In recent years, many blogging tools such as Nucleus and scripting languages such as Frontier have allowed diverse groups of users to collaborate on Web site content. But most of those tools require a working knowledge of at least HTML and often of PHP or more arcane languages. Contribute 2.0 helps noncoders, well, contribute to a common site. Contribute certainly does what it promises: it makes editing simple Web content point-and-click easy. But while Contribute 2.0 can neatly solve basic content needs, it has limited capability to work with dynamically created and scripted sites. It also requires someone on the server side to set up Contribute; you can't just load it at home and expect to start working on your company's site. If you're looking for a more powerful, and possibly faster, solution, consider Vignette and its ilk, or custom tools.
Unlike most professional graphics applications, Contribute 2.0 runs in a single-window interface; this works because Contribute is designed for editing a single Web page at a time. The screen includes three panes that list pages being viewed or edited and a persistent help section (labeled How Do I).
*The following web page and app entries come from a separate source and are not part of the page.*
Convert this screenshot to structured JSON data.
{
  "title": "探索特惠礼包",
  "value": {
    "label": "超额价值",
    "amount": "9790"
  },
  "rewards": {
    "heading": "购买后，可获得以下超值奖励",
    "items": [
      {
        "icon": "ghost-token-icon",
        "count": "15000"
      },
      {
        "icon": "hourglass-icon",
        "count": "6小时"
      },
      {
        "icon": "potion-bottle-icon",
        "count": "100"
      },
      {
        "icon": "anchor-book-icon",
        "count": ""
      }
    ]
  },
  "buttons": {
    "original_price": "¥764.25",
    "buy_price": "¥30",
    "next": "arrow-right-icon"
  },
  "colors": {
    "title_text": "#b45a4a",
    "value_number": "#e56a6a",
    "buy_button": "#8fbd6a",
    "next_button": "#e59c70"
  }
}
It looks like a Web browser, but it's not. Contribute is good at presenting competent tools in a form familiar to Web users who aren't coders.
The primary editing pane mimics a Web browser; in fact, you can use Contribute to navigate to any Web site, which the application renders fairly well. When you click the Edit Page button, however, a toolbar similar to those of early visual Web editors appears. You can click any static content and change it as long as you have made a connection to the site.
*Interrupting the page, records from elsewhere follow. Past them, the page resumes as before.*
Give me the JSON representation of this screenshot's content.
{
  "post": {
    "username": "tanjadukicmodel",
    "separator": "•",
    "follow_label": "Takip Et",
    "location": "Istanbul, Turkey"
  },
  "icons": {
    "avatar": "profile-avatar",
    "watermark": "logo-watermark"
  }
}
The connections system is the key to Contribute. Users can access (Make Connections To) only sites that have been configured through Contribute to be administered. That means someone with server access must run Contribute, set user permissions, and distribute encrypted keys to allowed users. As a result, random visitors can't edit the United Nations' home page, for example. This doesn't mean the site is locked to other appropriate users; Contribute integrates well with Dreamweaver, for instance.
Contribute 2.0 offers few new features compared to its debut version. As in version 1.0, there's support for Dreamweaver templates. Administrators can "lock out" sections of pages against changes, manage groups as well as individuals, and protect scripts and folders from certain users. Cascading Style Sheets (CSS) are supported. Text, links, and images can be dragged and dropped into page drafts; the generated HTML is fairly clean. The biggest news is that Contribute 2.0 now supports Mac OS X; Macromedia sells a lot of copies of Dreamweaver to Mac users.